Input:
+ + + + + + +

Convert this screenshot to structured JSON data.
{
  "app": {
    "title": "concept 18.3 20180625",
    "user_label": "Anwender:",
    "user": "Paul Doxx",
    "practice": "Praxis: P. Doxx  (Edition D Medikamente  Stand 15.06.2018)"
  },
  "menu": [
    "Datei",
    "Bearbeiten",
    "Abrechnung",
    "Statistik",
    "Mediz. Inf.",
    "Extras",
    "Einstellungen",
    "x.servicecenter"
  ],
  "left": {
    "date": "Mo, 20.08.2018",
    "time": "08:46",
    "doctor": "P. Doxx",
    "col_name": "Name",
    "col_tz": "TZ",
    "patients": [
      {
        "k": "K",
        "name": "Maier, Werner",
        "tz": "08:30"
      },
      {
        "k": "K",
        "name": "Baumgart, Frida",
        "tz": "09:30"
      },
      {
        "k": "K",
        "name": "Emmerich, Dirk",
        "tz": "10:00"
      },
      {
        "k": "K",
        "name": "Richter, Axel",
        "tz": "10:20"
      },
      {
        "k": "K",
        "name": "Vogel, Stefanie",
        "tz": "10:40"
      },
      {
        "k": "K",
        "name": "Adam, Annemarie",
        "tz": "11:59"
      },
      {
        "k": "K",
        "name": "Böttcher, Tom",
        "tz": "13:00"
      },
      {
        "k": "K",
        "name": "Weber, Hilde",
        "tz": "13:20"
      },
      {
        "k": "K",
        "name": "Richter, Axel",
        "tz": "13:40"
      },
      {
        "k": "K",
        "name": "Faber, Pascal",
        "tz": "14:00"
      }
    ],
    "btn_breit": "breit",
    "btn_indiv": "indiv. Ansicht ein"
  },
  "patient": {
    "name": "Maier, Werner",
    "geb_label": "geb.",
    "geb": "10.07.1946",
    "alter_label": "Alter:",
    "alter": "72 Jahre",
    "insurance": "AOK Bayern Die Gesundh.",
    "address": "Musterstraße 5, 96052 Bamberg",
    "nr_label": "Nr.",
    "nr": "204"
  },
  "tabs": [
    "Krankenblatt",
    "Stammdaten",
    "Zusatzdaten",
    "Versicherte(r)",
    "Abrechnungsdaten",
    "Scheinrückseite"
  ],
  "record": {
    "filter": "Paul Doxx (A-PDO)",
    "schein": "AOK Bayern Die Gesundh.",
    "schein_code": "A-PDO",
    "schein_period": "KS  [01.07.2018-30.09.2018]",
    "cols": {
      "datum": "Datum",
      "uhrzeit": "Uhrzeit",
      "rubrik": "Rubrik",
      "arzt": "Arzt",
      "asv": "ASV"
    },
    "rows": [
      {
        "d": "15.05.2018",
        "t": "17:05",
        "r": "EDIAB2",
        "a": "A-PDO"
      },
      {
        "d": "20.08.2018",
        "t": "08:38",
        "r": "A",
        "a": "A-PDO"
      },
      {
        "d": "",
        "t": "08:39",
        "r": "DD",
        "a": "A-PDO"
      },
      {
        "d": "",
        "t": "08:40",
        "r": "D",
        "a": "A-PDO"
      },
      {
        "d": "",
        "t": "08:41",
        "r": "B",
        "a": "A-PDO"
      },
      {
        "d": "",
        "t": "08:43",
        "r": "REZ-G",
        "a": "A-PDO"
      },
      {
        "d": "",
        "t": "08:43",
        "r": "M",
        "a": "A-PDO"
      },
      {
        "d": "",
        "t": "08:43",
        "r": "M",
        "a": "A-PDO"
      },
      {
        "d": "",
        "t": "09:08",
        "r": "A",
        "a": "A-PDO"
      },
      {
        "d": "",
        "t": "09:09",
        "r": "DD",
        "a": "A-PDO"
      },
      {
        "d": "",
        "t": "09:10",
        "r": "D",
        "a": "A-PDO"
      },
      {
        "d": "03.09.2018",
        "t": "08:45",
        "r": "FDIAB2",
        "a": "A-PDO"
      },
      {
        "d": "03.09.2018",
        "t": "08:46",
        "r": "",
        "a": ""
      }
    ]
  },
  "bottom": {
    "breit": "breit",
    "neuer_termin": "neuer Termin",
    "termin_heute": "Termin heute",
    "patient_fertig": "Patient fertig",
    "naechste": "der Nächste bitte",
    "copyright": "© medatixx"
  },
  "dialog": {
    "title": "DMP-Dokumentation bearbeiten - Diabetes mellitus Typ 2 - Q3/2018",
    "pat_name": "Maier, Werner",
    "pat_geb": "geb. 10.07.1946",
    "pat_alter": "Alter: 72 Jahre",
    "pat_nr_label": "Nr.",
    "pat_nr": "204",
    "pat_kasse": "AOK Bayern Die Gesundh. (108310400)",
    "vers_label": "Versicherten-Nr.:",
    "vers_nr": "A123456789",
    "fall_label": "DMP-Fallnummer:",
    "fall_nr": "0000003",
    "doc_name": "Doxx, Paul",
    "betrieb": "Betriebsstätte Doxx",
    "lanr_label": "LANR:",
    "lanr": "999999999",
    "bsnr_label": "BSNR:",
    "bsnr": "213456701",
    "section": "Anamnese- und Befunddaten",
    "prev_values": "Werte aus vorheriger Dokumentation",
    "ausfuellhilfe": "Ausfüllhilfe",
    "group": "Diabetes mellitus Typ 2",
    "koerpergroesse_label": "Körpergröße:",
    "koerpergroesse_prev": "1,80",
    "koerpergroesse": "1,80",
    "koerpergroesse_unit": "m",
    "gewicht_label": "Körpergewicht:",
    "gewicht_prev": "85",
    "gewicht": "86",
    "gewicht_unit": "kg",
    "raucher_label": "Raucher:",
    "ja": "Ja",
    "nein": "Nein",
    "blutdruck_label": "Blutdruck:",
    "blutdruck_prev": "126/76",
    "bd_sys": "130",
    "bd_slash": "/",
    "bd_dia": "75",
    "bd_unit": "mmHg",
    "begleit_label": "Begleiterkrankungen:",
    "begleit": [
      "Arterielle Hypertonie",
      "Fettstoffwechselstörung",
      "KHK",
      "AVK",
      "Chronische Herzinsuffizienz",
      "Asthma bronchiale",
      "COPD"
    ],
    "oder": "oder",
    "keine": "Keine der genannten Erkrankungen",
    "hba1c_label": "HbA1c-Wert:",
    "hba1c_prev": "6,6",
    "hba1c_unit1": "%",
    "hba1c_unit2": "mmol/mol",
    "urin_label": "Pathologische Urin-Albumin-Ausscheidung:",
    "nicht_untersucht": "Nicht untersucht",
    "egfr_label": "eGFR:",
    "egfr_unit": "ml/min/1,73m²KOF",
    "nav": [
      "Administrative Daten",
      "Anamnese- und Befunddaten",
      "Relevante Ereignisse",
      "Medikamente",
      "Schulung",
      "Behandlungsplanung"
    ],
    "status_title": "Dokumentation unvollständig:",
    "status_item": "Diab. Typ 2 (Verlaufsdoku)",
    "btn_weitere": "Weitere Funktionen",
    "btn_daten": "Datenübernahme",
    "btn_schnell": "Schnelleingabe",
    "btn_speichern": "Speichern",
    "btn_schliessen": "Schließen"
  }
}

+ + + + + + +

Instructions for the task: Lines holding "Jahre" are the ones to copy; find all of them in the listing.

Solution for this task:
    "alter": "72 Jahre",
    "pat_alter": "Alter: 72 Jahre",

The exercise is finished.